Rico Weber, (1942-2004) spent his life imagining an idea of three-dimensional photography. Since its inception, photography has had the tendency to put a veil on our visible reality. It is as if no one doubted the link between reality and its inscription on paper, film, glass plate etc... It is believed that this chemical process cuts out the floating forms and fixes them. This transfer, simple to state, so clear to perceive, was born from the fascination that light has had on spirits. Rico Weber's works revisit the alchemical birth of photography.
It was indeed the alchemists who first noted the ability of silver salts to blacken with light. Through this process they realized the power of daylight in the transformation of substances and bodies. To observe it, to direct it, they had to control the darkness. The shadow gained its strength and deployed its capacity to freeze the world. By combining the two elements, and rigidifying the forces at work, reality and its image could be suspended for a time. It was a question of finding the Speculum Memor, the mirror with memory.

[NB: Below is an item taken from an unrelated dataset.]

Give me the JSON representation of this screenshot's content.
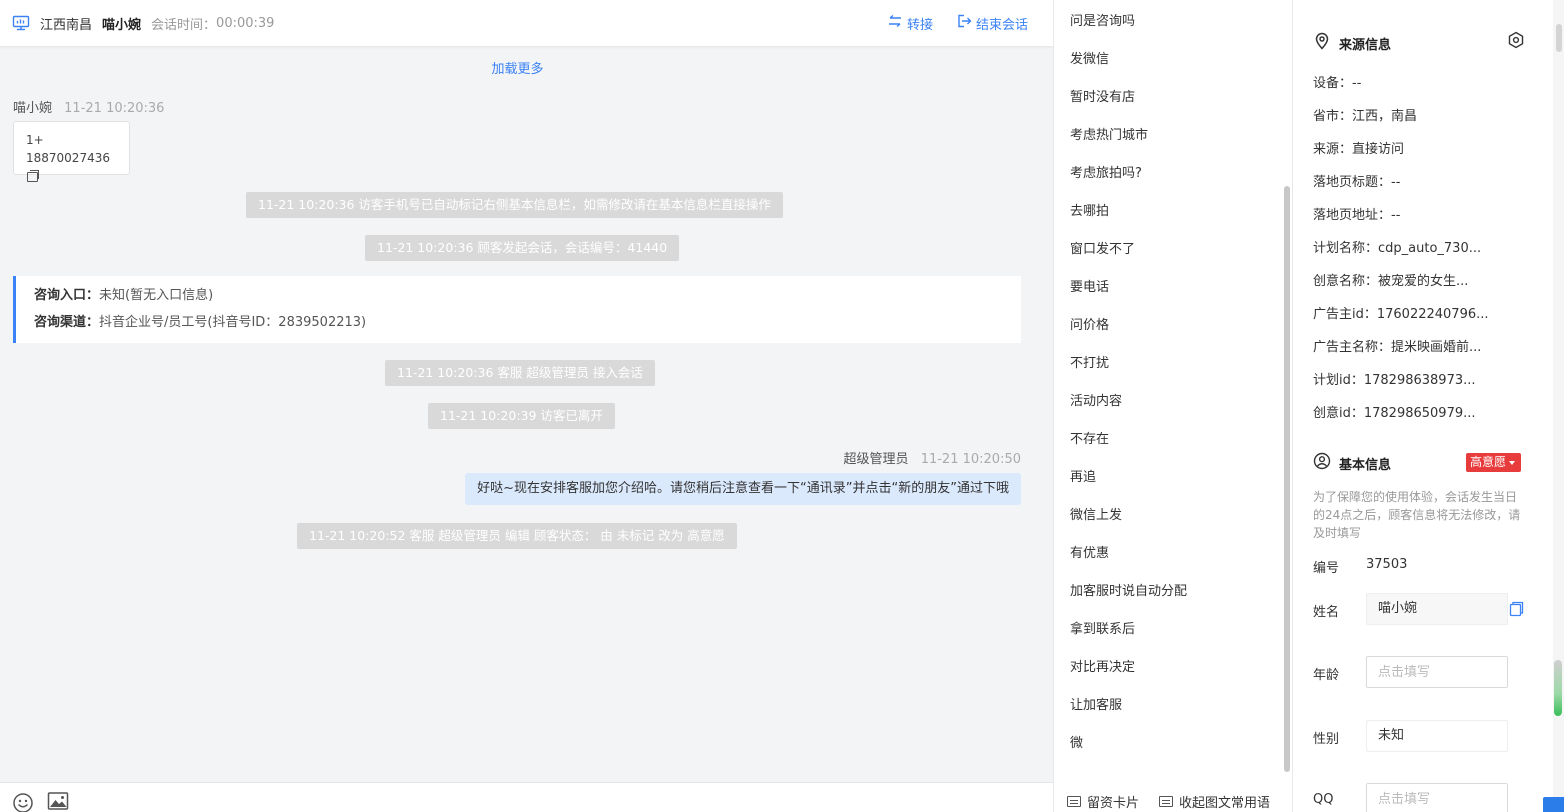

This second solo exhibition of Rico Weber's work at Galerie Maria Bernheim presents a series of strange and ghostly architectural fragments filled with fetishes, signs and symbols. The crevices of everyday life seem to be full of beliefs and the real is traversed by magical tensions. The chromatic range reduced to the exclusive use of this opaque anthracite resin contributes to amplifying this feeling of the uncanny. The titles of the works refer very directly to our potential spiritual quests, almost directing the viewers into a state of meditation. This is the very essence of what Rico Weber plays with, everything about his work seems familiar, anchored so firmly in our memories, yet all of it speaks of a distant, secret and dark elsewhere.
Somewhat in the spirit of a game, surely as a metaphor for the very meaning of defining oneself as an artist in society, Rico Weber reactivates an alchemical feeling that sometimes leads us to imagine the world as a simple reflection of what it is. The artist constructs meager and somber specters, reminiscent of what we could imagine cellars of the Parisian Marais must feel like, where a few lost initiates continue to scratch the walls in an attempt to find the Philosopher's Stone supposedly abandoned there by Nicolas Flamel.
Text by Samuel Gross